◆ **TASK TO CARRY OUT**: For each line in the data that includes "icon", make a copy.
[[ THE RECORDS, beginning ]]
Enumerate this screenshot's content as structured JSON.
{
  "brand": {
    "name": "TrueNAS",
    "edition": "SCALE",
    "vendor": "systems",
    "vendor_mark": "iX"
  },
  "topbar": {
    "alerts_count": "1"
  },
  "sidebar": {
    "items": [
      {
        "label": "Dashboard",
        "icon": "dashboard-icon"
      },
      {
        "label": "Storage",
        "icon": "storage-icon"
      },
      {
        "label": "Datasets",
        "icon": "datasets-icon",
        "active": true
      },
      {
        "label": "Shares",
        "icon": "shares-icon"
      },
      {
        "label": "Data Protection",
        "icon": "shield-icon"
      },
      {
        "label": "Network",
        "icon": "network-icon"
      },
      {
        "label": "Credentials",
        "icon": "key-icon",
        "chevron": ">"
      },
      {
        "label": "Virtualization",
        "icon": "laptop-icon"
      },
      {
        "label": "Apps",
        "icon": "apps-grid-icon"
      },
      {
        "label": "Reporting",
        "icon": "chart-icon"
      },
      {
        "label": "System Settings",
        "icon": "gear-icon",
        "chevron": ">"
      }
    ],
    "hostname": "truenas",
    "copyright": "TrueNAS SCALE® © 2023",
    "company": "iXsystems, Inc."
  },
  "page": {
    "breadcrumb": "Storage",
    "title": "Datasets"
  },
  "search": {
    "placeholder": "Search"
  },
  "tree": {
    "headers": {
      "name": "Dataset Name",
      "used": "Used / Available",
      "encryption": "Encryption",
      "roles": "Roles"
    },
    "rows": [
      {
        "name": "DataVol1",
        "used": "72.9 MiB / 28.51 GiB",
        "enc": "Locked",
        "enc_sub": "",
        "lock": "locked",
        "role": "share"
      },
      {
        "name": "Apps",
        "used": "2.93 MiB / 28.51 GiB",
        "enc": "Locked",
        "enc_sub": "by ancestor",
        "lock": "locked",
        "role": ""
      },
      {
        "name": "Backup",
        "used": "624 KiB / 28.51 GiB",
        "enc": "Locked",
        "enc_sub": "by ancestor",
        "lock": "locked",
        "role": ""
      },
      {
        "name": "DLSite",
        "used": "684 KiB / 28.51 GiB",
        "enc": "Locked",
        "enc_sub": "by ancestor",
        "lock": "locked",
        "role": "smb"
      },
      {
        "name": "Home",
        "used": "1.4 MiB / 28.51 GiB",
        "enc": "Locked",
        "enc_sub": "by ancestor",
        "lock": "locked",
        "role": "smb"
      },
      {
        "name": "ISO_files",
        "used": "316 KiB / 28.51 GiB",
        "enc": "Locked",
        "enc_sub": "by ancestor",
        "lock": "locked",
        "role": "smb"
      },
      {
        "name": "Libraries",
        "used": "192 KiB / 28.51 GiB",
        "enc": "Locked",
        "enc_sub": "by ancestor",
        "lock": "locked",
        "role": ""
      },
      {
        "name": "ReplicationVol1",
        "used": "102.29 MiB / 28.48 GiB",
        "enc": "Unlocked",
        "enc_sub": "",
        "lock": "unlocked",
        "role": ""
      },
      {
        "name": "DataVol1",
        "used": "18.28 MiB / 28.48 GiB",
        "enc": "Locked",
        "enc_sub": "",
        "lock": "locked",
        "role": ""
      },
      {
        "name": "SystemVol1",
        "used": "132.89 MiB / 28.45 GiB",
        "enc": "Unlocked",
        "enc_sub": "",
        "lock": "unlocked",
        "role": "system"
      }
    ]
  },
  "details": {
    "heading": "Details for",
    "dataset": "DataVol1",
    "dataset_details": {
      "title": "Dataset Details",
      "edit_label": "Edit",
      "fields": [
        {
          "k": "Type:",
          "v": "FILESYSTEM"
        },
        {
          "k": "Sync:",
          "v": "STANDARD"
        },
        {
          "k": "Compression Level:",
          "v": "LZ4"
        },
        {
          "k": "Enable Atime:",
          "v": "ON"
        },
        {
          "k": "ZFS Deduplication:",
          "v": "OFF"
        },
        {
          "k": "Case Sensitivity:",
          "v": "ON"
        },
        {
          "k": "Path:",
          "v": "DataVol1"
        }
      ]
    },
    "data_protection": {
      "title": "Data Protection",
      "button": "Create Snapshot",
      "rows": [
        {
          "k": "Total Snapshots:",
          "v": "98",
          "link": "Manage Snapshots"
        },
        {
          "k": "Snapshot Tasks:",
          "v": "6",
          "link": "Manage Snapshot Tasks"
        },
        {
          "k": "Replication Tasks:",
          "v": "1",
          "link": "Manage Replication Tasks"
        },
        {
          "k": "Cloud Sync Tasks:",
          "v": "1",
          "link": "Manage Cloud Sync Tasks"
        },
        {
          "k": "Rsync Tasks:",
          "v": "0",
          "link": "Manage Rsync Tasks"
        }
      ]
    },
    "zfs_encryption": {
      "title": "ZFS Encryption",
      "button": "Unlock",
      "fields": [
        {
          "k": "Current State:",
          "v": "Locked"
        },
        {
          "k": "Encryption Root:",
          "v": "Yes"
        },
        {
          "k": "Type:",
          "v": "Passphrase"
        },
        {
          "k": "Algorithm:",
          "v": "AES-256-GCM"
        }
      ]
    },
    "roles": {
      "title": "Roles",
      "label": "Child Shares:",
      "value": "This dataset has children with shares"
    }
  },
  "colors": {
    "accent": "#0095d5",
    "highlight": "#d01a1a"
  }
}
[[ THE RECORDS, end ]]
◆ **ANSWER BOX**:
        "icon": "dashboard-icon"
        "icon": "storage-icon"
        "icon": "datasets-icon",
        "icon": "shares-icon"
        "icon": "shield-icon"
        "icon": "network-icon"
        "icon": "key-icon",
        "icon": "laptop-icon"
        "icon": "apps-grid-icon"
        "icon": "chart-icon"
        "icon": "gear-icon",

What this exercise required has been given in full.